If someone has been assaulted and their assailant had a deep voice they could be triggered by the sounds of deep voices. It could be the kind of words their attacker said. T.V. and movies could be difficult to watch because of these types of triggers. Songs could be difficult to hear.
Triggers and Grooming
Grooming is the process that a pedophile uses to establish a trusting connection with a child. (Be sure to check out our interview with Tracy Lamperti on How to Protect Your Child From Pedophiles to learn more about preventing child molestation). The pedophile may have used certain tactics to make the child more comfortable with him or her. These could become triggers later.
People who have been molested as children may struggle with figures of authority because their trust in authority has been broken.
Cologne, perfume, laundry detergent smells may all be triggering for some people. The sense of taste can be triggering.
Certain textures and tastes can be disturbing for some people (especially those who have experienced childhood sexual traumas.)

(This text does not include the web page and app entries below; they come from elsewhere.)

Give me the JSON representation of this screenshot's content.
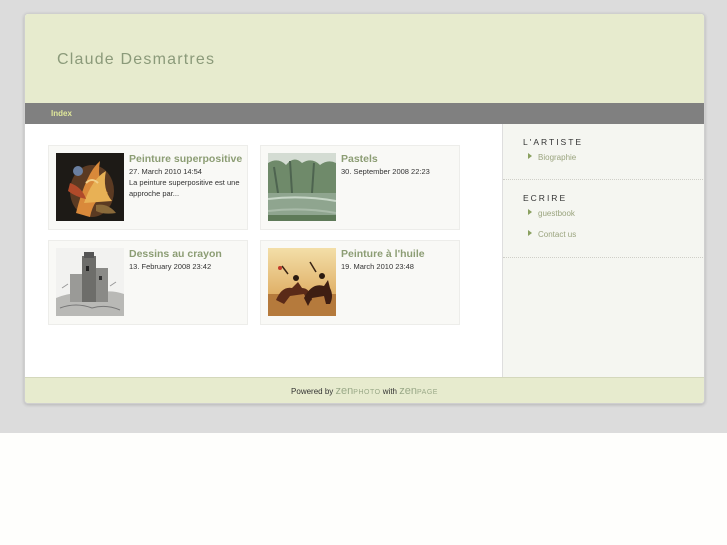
{
  "site": {
    "title": "Claude Desmartres"
  },
  "nav": {
    "items": [
      {
        "label": "Index"
      }
    ]
  },
  "albums": [
    {
      "title": "Peinture superpositive",
      "date": "27. March 2010 14:54",
      "description": "La peinture superpositive est une approche par..."
    },
    {
      "title": "Pastels",
      "date": "30. September 2008 22:23",
      "description": ""
    },
    {
      "title": "Dessins au crayon",
      "date": "13. February 2008 23:42",
      "description": ""
    },
    {
      "title": "Peinture à l'huile",
      "date": "19. March 2010 23:48",
      "description": ""
    }
  ],
  "sidebar": {
    "artiste": {
      "heading": "L'ARTISTE",
      "links": [
        {
          "label": "Biographie"
        }
      ]
    },
    "ecrire": {
      "heading": "ECRIRE",
      "links": [
        {
          "label": "guestbook"
        },
        {
          "label": "Contact us"
        }
      ]
    }
  },
  "footer": {
    "powered_by": "Powered by",
    "zen1": "zen",
    "photo": "PHOTO",
    "with": "with",
    "zen2": "zen",
    "page": "PAGE"
  },
  "colors": {
    "accent": "#8c9d74",
    "header_bg": "#e7ebce",
    "nav_bg": "#808080"
  },
  "icons": {
    "sidebar_bullet": "bullet-icon"
  }
}
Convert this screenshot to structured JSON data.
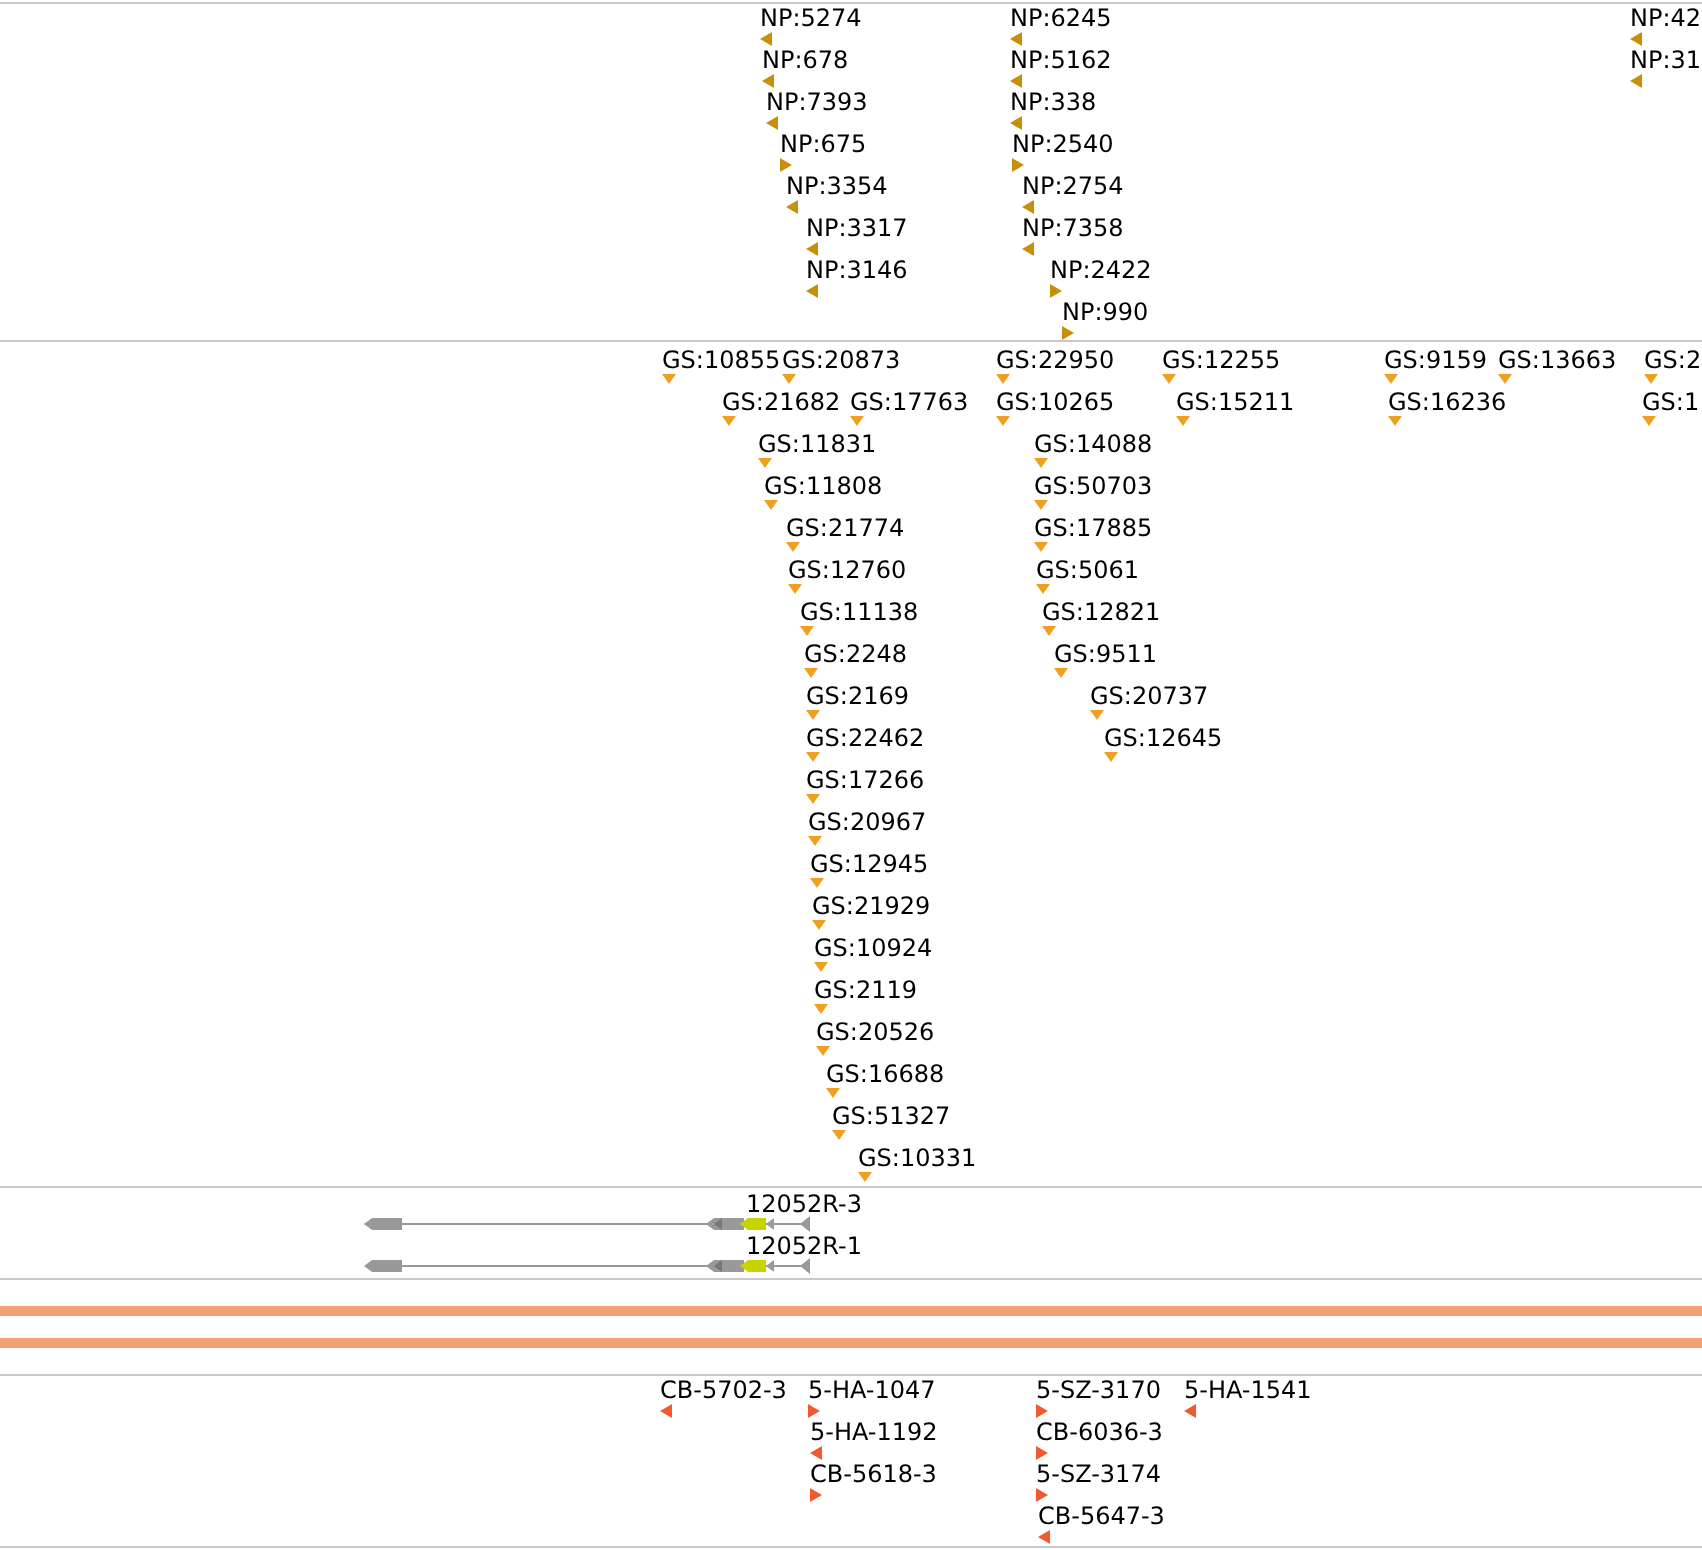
{
  "np_track": {
    "features": [
      {
        "label": "NP:5274",
        "reverse_strand": true
      },
      {
        "label": "NP:678",
        "reverse_strand": true
      },
      {
        "label": "NP:7393",
        "reverse_strand": true
      },
      {
        "label": "NP:675",
        "reverse_strand": false
      },
      {
        "label": "NP:3354",
        "reverse_strand": true
      },
      {
        "label": "NP:3317",
        "reverse_strand": true
      },
      {
        "label": "NP:3146",
        "reverse_strand": true
      },
      {
        "label": "NP:6245",
        "reverse_strand": true
      },
      {
        "label": "NP:5162",
        "reverse_strand": true
      },
      {
        "label": "NP:338",
        "reverse_strand": true
      },
      {
        "label": "NP:2540",
        "reverse_strand": false
      },
      {
        "label": "NP:2754",
        "reverse_strand": true
      },
      {
        "label": "NP:7358",
        "reverse_strand": true
      },
      {
        "label": "NP:2422",
        "reverse_strand": false
      },
      {
        "label": "NP:990",
        "reverse_strand": false
      },
      {
        "label": "NP:42",
        "reverse_strand": true
      },
      {
        "label": "NP:31",
        "reverse_strand": true
      }
    ]
  },
  "gs_track": {
    "features": [
      {
        "label": "GS:10855"
      },
      {
        "label": "GS:20873"
      },
      {
        "label": "GS:22950"
      },
      {
        "label": "GS:12255"
      },
      {
        "label": "GS:9159"
      },
      {
        "label": "GS:13663"
      },
      {
        "label": "GS:2"
      },
      {
        "label": "GS:21682"
      },
      {
        "label": "GS:17763"
      },
      {
        "label": "GS:10265"
      },
      {
        "label": "GS:15211"
      },
      {
        "label": "GS:16236"
      },
      {
        "label": "GS:1"
      },
      {
        "label": "GS:11831"
      },
      {
        "label": "GS:14088"
      },
      {
        "label": "GS:11808"
      },
      {
        "label": "GS:50703"
      },
      {
        "label": "GS:21774"
      },
      {
        "label": "GS:17885"
      },
      {
        "label": "GS:12760"
      },
      {
        "label": "GS:5061"
      },
      {
        "label": "GS:11138"
      },
      {
        "label": "GS:12821"
      },
      {
        "label": "GS:2248"
      },
      {
        "label": "GS:9511"
      },
      {
        "label": "GS:2169"
      },
      {
        "label": "GS:20737"
      },
      {
        "label": "GS:22462"
      },
      {
        "label": "GS:12645"
      },
      {
        "label": "GS:17266"
      },
      {
        "label": "GS:20967"
      },
      {
        "label": "GS:12945"
      },
      {
        "label": "GS:21929"
      },
      {
        "label": "GS:10924"
      },
      {
        "label": "GS:2119"
      },
      {
        "label": "GS:20526"
      },
      {
        "label": "GS:16688"
      },
      {
        "label": "GS:51327"
      },
      {
        "label": "GS:10331"
      }
    ]
  },
  "gene_track": {
    "transcripts": [
      {
        "name": "12052R-3"
      },
      {
        "name": "12052R-1"
      }
    ]
  },
  "cb_track": {
    "features": [
      {
        "label": "CB-5702-3",
        "reverse_strand": true
      },
      {
        "label": "5-HA-1047",
        "reverse_strand": false
      },
      {
        "label": "5-SZ-3170",
        "reverse_strand": false
      },
      {
        "label": "5-HA-1541",
        "reverse_strand": true
      },
      {
        "label": "5-HA-1192",
        "reverse_strand": true
      },
      {
        "label": "CB-6036-3",
        "reverse_strand": false
      },
      {
        "label": "CB-5618-3",
        "reverse_strand": false
      },
      {
        "label": "5-SZ-3174",
        "reverse_strand": false
      },
      {
        "label": "CB-5647-3",
        "reverse_strand": true
      }
    ]
  }
}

We’ve never really walked in another person’s shoes. It is good to broaden your understanding of trauma and its affects on people. Being aware of triggers and how they impact people is very helpful in improving your relationships with others.
If you have suffered from trauma, being in the here-and-now and having an awareness of your triggers is helpful in coping with day-to-day activities.
Out of hurt we have a tendency to shut out others. Acting out of hurt can shut us out from being able to support others and have relationships with others. Sometimes hurt people make the assumption that they are the only ones who have hurt this bad and that no one can understand. Regardless of whether someone near you has experienced the hurt you’ve experienced, there are people that want to support you.
If you have a “difficult” person in your life, they have probably experienced trauma. Being caring and empathetic will take you much further in trying to be in relationship with that person than being defensive and dismissive.
Have patience with people and with yourself. Be aware of what’s going on and ask God to help you to step back and gain understanding.